32 GB RAM
RTX 2000 series or higher.
All of these are overkill as well but will seriously maximize the performance of a GIS
Define Heavy Use
We're not asking for advice on computer hardware, as much as we're asking how ArcGIS Pro utilizes the resources and how to best optimize the hardware for this GIS software... And to figure out at which point does diminishing returns start to happen?
And I know that will depend on usage. However, we have never used ArcGIS Pro before to know what to look for specifically. Any guidance would be helpful in that realm.
The end user doesn't want to wait for anything. They are expecting things to take only a few seconds, max. So we need to make sure the hardware is fully optimized.
If ArcGIS Pro isn't resource hungry under any circumstances. Then I guess this post would seem like a funny question. However, it does look like there are certain circumstances when having the right hardware for ArcGIS Pro matters.
I get it now. I don't know if you will find a lot of people that can provide nitty gritty statistics.

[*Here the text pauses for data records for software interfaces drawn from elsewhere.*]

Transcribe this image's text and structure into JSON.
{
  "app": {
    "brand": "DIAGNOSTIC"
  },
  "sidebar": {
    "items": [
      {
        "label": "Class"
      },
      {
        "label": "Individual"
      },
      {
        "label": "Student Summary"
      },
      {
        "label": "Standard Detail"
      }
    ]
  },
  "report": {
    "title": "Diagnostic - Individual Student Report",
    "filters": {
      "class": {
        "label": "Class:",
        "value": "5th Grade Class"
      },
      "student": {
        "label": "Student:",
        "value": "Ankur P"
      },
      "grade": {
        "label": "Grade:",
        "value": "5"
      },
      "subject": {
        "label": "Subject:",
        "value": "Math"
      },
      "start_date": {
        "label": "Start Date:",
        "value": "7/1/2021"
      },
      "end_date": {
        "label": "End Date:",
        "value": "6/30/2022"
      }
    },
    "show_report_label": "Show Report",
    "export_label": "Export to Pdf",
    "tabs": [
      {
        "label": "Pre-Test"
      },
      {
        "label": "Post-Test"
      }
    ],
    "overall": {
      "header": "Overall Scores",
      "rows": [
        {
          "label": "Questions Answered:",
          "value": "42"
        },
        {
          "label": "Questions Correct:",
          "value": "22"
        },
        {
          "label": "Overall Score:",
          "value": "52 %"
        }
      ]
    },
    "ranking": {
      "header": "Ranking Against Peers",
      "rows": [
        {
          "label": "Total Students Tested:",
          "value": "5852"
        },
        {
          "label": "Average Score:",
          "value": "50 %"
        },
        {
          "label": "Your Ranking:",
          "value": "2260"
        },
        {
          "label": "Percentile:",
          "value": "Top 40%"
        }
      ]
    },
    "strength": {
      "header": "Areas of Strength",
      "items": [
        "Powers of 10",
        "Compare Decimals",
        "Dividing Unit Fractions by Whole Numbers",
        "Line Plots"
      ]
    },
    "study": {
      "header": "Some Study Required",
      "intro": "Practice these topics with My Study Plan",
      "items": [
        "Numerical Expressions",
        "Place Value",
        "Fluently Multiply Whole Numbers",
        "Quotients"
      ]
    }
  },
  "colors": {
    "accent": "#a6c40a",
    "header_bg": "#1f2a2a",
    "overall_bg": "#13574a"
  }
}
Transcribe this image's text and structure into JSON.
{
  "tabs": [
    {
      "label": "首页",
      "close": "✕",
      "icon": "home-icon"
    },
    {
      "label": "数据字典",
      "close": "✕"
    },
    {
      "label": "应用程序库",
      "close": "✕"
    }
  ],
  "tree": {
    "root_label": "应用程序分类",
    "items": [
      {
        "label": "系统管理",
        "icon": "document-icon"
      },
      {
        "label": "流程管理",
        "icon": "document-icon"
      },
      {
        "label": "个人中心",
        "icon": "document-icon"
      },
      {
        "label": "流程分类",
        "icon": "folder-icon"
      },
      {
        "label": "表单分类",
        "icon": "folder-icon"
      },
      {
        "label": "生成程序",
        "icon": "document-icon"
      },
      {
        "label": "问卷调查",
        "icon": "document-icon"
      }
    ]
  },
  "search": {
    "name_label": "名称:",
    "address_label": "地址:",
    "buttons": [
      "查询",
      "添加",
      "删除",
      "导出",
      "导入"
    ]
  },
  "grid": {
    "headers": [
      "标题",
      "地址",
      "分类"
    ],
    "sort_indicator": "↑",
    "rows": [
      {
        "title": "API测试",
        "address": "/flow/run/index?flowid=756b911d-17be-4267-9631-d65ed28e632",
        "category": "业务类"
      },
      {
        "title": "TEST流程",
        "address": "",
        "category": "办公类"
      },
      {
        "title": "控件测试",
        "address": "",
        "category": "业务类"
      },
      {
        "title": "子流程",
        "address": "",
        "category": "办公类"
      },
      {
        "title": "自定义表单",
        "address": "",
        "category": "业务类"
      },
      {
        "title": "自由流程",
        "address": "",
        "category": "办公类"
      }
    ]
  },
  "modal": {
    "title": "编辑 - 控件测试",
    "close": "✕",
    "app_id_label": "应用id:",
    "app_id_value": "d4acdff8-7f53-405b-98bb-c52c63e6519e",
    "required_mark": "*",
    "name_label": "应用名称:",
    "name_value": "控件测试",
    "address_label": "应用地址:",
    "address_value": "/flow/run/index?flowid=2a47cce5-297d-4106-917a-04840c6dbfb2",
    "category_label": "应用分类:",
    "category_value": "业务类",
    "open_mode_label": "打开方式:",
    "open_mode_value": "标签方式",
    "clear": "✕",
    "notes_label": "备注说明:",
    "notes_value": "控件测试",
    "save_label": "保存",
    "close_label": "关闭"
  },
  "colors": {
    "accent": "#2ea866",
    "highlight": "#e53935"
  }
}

The hardware recommendations are pretty low. But that being said there is going to be poor performance with those recommendation.
Pro will utilize multiple cores at a time depending on what the user is doing.
Think of it as very similar usage to a high end video game.
My company low balls us with GIS Computers and it is frustrating waiting for my computer to catch up.
I only have a i7 Gen 8 with 4 cores, 16 GB RAM, and worst of all integrated grapics.
For most daily basic operations this works fine. But when I try calculating thousands of entries at a time it is bogged down, or the further I zoom out and the more that is on my screen it really goes down hill. Especially if I have large Rasters visible.
I have a wall map project I have set up. On my work computer it may take a minute to several to generate the full view. And then exporting that map can take a long time.
As an experiment I loaded Pro onto my personal computer
i9 10th Gen with 8 cores, 32 GB of ram and a RTX 3080 GPU.
When it takes me 10 minutes to process that wall map for export, my personal computer does it in 10 seconds.
Suffice it to say Pro can stress processor, ram, and graphics capability.
Bummer. I was hoping going on the Esri forums would be the best shot of getting attention from someone at Esri that has some knowledge in this field.
Can you re-run that test and see if Task Manager reports either the CPU, SSD/HDD, RAM, or GPU as using close to 100% utilization? From what you are telling me, I'm guessing it probably doesn't go beyond 20% utilization. If not, please let me know which component was utilized the most.
Have you had a chance to review this resource yet?
and this one?
Not knowing your client's specific needs for GIS, maybe start with one of each machine including a couple LARGE high resolution monitors for each workstation.
GIS will take you on a journey that can begin as a solitary desktop endeavor and through a universe (multi-verse) of possibilities including single layers of data on a local machine to terabytes/petabytes layers and 3D imagery to cloud resources, enterprise geodatabases, and back.
Thanks for the wiki link. I actually have skimmed through it already. It has some good pointers, especially in a VDI environment. However, I don't see the answers to questions 1, 2, or 3 in my original post.
My gut is telling me that the mid range build wouldn't be fully utilized, so sticking with that hardware (or even less powerful hardware) is going to be pretty safe. Even under a heavy load.
Or am I missing something?
Here is some moderate usage with my work computer
This is with 4 cores and 8 logical processors